Task prompt:
Exactly as written, return every line of the data below.

Supplied information:
-------------------------

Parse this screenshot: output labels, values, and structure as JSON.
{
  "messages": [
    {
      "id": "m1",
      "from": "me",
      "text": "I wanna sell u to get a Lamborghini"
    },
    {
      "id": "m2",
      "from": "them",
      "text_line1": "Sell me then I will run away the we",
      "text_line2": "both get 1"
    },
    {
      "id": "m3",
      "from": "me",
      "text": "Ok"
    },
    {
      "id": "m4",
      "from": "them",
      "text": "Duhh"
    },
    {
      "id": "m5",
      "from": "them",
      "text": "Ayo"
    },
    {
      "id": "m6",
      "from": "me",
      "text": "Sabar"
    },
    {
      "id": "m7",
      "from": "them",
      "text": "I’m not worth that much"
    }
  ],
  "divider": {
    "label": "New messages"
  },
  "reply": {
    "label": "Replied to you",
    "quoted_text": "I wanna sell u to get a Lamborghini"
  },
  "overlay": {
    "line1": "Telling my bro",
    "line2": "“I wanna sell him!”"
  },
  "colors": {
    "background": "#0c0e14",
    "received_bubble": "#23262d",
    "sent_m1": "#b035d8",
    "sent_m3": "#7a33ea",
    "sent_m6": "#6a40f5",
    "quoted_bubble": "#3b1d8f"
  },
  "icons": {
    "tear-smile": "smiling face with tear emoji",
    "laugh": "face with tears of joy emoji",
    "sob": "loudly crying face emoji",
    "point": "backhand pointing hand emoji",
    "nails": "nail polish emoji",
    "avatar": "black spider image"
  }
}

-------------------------

Answer below:
Parse this screenshot: output labels, values, and structure as JSON.
{
  "messages": [
    {
      "id": "m1",
      "from": "me",
      "text": "I wanna sell u to get a Lamborghini"
    },
    {
      "id": "m2",
      "from": "them",
      "text_line1": "Sell me then I will run away the we",
      "text_line2": "both get 1"
    },
    {
      "id": "m3",
      "from": "me",
      "text": "Ok"
    },
    {
      "id": "m4",
      "from": "them",
      "text": "Duhh"
    },
    {
      "id": "m5",
      "from": "them",
      "text": "Ayo"
    },
    {
      "id": "m6",
      "from": "me",
      "text": "Sabar"
    },
    {
      "id": "m7",
      "from": "them",
      "text": "I’m not worth that much"
    }
  ],
  "divider": {
    "label": "New messages"
  },
  "reply": {
    "label": "Replied to you",
    "quoted_text": "I wanna sell u to get a Lamborghini"
  },
  "overlay": {
    "line1": "Telling my bro",
    "line2": "“I wanna sell him!”"
  },
  "colors": {
    "background": "#0c0e14",
    "received_bubble": "#23262d",
    "sent_m1": "#b035d8",
    "sent_m3": "#7a33ea",
    "sent_m6": "#6a40f5",
    "quoted_bubble": "#3b1d8f"
  },
  "icons": {
    "tear-smile": "smiling face with tear emoji",
    "laugh": "face with tears of joy emoji",
    "sob": "loudly crying face emoji",
    "point": "backhand pointing hand emoji",
    "nails": "nail polish emoji",
    "avatar": "black spider image"
  }
}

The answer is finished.